- (July 1999)
Colombia struggles to survive terrorist wave.
The FARC (Fuerzas Armadas Revolucionarias de Colombia) and the ELN
(Ejercito de Liberacion Nacional)
is taking advantage of the worst economic crisis in the history of
Colombia (gross national product grew constantly during the 80's and most of
the 90's and it's declining now for the first time), especially in the poor
southeastern part of the country.
Andres Pastrana is continuing a tradition of questionable presidents.
He started some of the most questionable constructions that have cost Colombia
ten and twelve times more than it was formerly planned. He was owner
and shareholder of companies favored during his government in the
transportations, media and disposal industry.
Right after he lost the elections, he caused a major crisis in Colombia by
revealing narco-cassettes content to the press.
would gladly welcome a more authoritarian figure, capable of doing what
Alberto Fujimori did in Peru.
Colombia is literally the last outpost of the
marxist guerrillas that threatened the stability of Latin America.
The FARC and the other smaller rebel groups have carved out a piece of the
country for themselves.
Pedro Antonio Marin (better known as Manuel Marulanda), who succeeded Jacobo
Arenas in 1990, leads an army of about 15,000 men, cannot be dismissed
as an accident of incompetent generals.
His guerrillas are a legacy of the drug cartels. On one hand,
it is fairly easy for them to recruit armed bandits that used to transport,
sell, control drugs. On the other hand, they can use their growing arsenal
to protect drug routes at a fee. The money they receive from drug traffickers
is used to buy guns and recruit bandits. The loop has been growing in
financial size over the years and it has now reached proportions that
threaten the stability of the country. Blame it on the cartels, blame it on
the inertia of the Colombian political elite, which has never dared fight the
cartels, blame it on Colombians themselves, who voted one corrupted and weak
leader after the other, but ultimately blame it on the USA, where Colombian
heroin flows by the millions of dollars. The guns that Marulanda uses to
kill Colombian paesants have been purchased with money payed by Americans
to purchase heroin. It is no mystery that the DEA has failed to assist the
Colombian government, that no US drug trafficker has ever been arrested,
that only poor drug addicts end up in American jails. The whole American
system has failed to fight the spread of drugs, and the unwanted consequence
is the destabilization of Colombia.
110,000 hectares of land are now owned by coca-growers.
Incidentally, 40-50 civilians a month are killed by right-wing paramilitaries,
far more than by the FARC.
There are nine major militias, with a total of about 10,000 soldiers.
Carlos Castano, leader of the largest militia, has never been hunted as fiercely
as the FARC leaders (as a matter of fact, neither Colombia nor the US has
ever offered a reward for information leading to his arrest).
Ramon Isaza, founder of the first right-wing paramilitary groups in 1978,
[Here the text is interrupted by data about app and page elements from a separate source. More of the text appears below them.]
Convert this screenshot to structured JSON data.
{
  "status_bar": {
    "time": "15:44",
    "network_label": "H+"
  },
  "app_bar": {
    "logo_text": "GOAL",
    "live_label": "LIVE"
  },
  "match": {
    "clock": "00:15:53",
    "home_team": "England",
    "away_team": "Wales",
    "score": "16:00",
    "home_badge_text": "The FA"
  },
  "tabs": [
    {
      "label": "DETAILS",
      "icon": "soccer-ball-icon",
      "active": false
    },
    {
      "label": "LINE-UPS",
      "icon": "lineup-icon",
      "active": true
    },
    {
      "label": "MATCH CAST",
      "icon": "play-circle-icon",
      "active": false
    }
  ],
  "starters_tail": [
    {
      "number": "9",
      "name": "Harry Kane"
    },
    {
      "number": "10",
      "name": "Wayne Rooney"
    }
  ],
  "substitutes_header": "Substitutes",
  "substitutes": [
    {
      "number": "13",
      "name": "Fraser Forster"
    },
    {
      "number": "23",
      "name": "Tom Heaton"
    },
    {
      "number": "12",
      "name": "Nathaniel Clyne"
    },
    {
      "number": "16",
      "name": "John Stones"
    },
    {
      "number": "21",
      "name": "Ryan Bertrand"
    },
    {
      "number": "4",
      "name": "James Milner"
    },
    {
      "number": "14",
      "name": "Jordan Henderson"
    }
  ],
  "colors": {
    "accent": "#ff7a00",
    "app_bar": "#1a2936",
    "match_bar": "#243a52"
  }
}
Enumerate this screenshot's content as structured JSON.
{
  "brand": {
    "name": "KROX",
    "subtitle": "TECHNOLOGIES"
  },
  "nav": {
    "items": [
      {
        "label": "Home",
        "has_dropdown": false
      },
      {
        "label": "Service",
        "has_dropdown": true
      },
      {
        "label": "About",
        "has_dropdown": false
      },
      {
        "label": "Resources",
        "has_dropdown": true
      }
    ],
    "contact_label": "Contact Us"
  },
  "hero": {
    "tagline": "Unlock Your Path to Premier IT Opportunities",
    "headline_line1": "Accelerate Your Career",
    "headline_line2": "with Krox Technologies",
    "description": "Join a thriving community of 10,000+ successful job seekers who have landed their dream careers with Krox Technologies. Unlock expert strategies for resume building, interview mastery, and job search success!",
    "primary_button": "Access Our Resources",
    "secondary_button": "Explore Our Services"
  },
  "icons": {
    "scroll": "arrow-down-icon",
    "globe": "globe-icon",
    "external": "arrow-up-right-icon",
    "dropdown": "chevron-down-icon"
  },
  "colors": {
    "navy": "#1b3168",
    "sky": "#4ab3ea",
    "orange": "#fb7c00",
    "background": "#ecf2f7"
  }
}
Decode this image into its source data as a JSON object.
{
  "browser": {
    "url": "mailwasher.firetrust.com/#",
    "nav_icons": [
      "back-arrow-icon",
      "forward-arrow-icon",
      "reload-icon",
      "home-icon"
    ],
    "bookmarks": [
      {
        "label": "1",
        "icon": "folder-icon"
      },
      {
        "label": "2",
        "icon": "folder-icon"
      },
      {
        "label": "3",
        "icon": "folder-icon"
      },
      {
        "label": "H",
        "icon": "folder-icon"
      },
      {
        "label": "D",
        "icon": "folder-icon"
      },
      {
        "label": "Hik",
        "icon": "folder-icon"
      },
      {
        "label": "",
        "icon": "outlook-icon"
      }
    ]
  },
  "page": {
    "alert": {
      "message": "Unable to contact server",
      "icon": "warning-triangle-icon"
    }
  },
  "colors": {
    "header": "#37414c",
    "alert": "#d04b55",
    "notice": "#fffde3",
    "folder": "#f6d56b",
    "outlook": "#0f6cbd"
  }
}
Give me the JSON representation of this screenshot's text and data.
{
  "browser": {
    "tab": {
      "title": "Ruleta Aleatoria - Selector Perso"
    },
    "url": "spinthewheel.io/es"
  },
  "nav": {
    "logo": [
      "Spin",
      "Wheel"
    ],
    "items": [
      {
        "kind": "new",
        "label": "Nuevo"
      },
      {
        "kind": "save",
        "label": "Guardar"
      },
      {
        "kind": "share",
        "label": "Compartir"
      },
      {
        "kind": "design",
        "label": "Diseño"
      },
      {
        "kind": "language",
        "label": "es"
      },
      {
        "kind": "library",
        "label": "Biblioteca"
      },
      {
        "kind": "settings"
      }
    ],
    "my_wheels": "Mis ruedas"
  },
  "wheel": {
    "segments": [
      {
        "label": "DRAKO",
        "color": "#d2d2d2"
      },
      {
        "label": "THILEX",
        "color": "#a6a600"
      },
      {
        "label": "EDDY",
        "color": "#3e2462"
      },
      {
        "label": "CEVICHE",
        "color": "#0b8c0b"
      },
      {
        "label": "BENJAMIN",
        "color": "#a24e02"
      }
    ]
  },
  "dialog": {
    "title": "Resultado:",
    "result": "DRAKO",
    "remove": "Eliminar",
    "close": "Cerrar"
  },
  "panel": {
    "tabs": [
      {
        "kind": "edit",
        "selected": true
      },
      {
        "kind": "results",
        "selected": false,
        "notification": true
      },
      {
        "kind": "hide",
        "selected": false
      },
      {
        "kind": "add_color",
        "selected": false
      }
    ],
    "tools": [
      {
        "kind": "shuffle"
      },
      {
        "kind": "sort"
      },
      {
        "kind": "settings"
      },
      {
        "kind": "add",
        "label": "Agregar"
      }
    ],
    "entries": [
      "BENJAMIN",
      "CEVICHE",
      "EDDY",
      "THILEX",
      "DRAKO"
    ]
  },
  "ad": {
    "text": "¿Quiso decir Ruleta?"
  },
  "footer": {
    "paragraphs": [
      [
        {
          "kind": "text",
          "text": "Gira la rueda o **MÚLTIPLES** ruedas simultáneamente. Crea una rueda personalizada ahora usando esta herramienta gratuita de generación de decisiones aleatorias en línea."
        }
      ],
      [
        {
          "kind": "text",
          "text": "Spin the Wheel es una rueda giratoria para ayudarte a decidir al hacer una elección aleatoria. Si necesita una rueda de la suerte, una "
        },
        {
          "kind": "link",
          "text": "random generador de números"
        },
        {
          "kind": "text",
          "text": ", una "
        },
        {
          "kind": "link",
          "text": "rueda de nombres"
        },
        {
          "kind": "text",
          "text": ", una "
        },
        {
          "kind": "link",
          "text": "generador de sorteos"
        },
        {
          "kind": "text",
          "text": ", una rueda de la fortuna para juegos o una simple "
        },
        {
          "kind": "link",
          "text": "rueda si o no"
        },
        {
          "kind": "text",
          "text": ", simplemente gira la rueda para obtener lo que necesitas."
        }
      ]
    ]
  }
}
has been responsible for 360 murders in the first seven months of 1999 alone.
The year 1992 (when the most feared drug-lord of all, Pablo Escobar, was
killed in a shoot-out with the Colombian army) was a turning point in Colombia
history but not for the best: the money and the weapons started flowing towards
the guerrilla leaders.